The Difference of Anxiety & Panic Attacks
Although those with Anxiety Attacks may feel fearful, apprehensive, may feel heart pacing harder than usual, shortness of breath, etc.. it all lasts for a short while and it goes away when the stressor is gone. Meanwhile Anxiety Attacks doesn’t really react due to a stressor. It’s unprovoked and unpredictable. The physical symptoms would be way worse like dying and it would lasts longer or repeatedly.
Having Anxiety & Panic Attacks & Work
I face anxieties constantly. I honestly can’t really remember or can place a time where I don’t feel it. Because most times, I am scared of conflict inside and out the home. And I;n scared of attacks outside. What’s funny is I get anxiety about having panic attacks outside that I actually end up getting it. I fortunately have no full agoraphobia but I’m sure I’m close.

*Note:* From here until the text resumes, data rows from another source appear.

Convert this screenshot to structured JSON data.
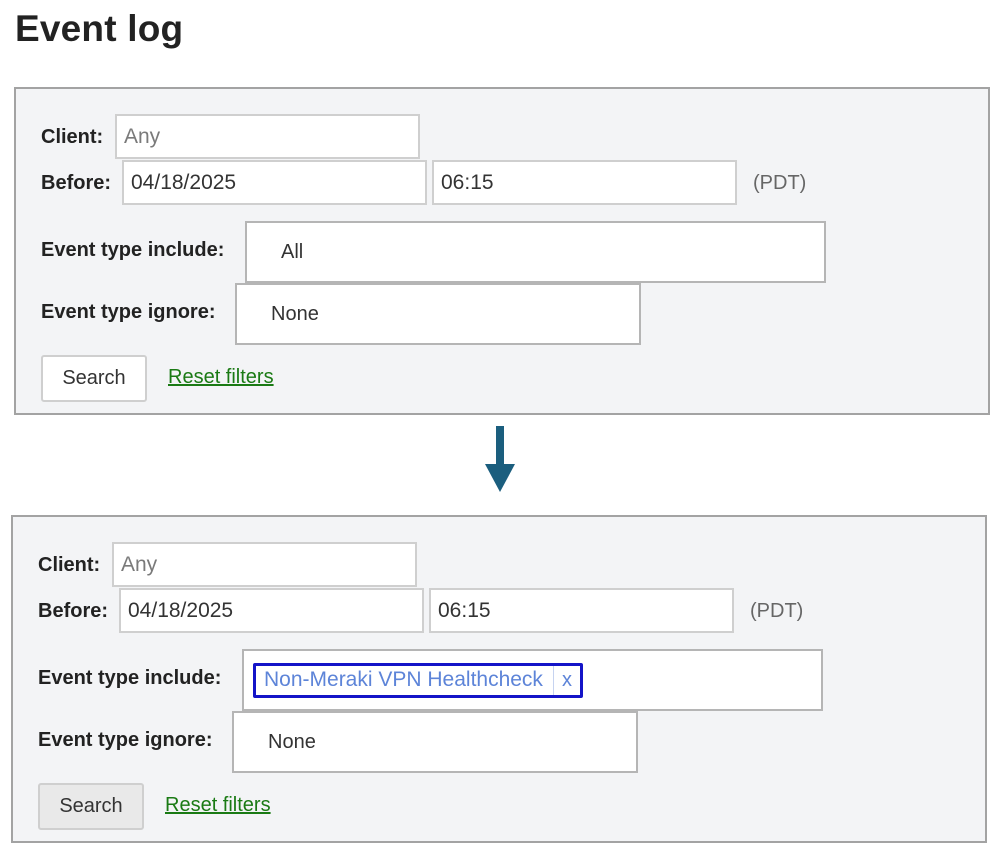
{
  "page": {
    "title": "Event log"
  },
  "labels": {
    "client": "Client:",
    "before": "Before:",
    "event_type_include": "Event type include:",
    "event_type_ignore": "Event type ignore:"
  },
  "panel_before": {
    "client_placeholder": "Any",
    "date": "04/18/2025",
    "time": "06:15",
    "timezone": "(PDT)",
    "event_type_include_value": "All",
    "event_type_ignore_value": "None",
    "search_label": "Search",
    "reset_label": "Reset filters"
  },
  "panel_after": {
    "client_placeholder": "Any",
    "date": "04/18/2025",
    "time": "06:15",
    "timezone": "(PDT)",
    "include_tag_label": "Non-Meraki VPN Healthcheck",
    "include_tag_remove": "x",
    "event_type_ignore_value": "None",
    "search_label": "Search",
    "reset_label": "Reset filters"
  },
  "colors": {
    "arrow": "#1b5e7e",
    "panel_bg": "#f3f4f6",
    "link": "#1a7a14",
    "tag_border": "#1414c8",
    "tag_text": "#5d84d8"
  },
  "icons": {
    "transition": "arrow-down-icon"
  }
}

I know I have anticipatory anxiety and avoidance disorder caused by them. My fear is having attacks outside, being in an overwhelming situation where I can’t escape whilst getting it and being unable to stop my horrible thoughts, and obviously I hate crowds and being in embarrassing situations. So I try to avoid that. Because of that.. It affects my jobs. It makes me confused about what I’m good at at all…
Having a Panic attack that comes any time, unannounced and honestly…. anything and everything is a trigger and you may not even know it. It’s scary. I have to face it a lot. For instance when it comes… I can’t control it. Can’t even stop it. I can only just endure it. Make the best out of it. Breathe. Continue despite the adrenaline, chest pressure, migraine/headache, nausea, shakes, and dizziness. One is truly lucky if one could endure it and continue.
When I can’t handle it…I’d feel like I just got a fever that’s fast reacting and comes all in 5 minutes. Like I think anxiety attacks are bad enough and horrible to feel… but panic has proven to win lots and make me feel worthless. It makes me believe the lies that my anxieties tells me constantly are right. The physical affects that the panic attacks does to me is like getting serious flu or fever in a short time and lasts for 4-6 hours. I’d be fighting against what I’ve mentioned above like migraines, nausea/vomiting, dizziness, shakes; including hot flashes with random coldness (that causes the shakes), and in worse times, I straight up I face near-fainting situations and all of it involves falling no matter where I am. So when I have a horrible attack, most times I have to take a step back even when it affects my job. But I rather they don’t have me die from hitting my head somewhere there and in front of other employees and customers.
It’s hard finding a job and people who understand. I hate just having to call last minute to miss work or be late when I’m relied on. I just hate how you need government/medical proof but all it really is is a doctors’ note and even for them they’re like..”huh????” followed by “Pffftt!!” So yea… really need pre-note to give the employers a heads up that I really got it but I don’t think it will help me in the work place in any way. They may understand but they still need reliable employees.
And sadly I can’t… because…
When I’m not fighting that, I’m fighting constant Anxiety of messing up, disappointing, and of having my chronic migraine symptoms. There are so many days where it takes complete control where I can’t work past it. I can’t ignore it. It’s often so crippling that I have to lay in complete darkness, with the windows cracked, and a garbage bag beside me as I struggle breathing and have an anxiety or panic attack because of the pain. And yet I am not qualified for any government assistance.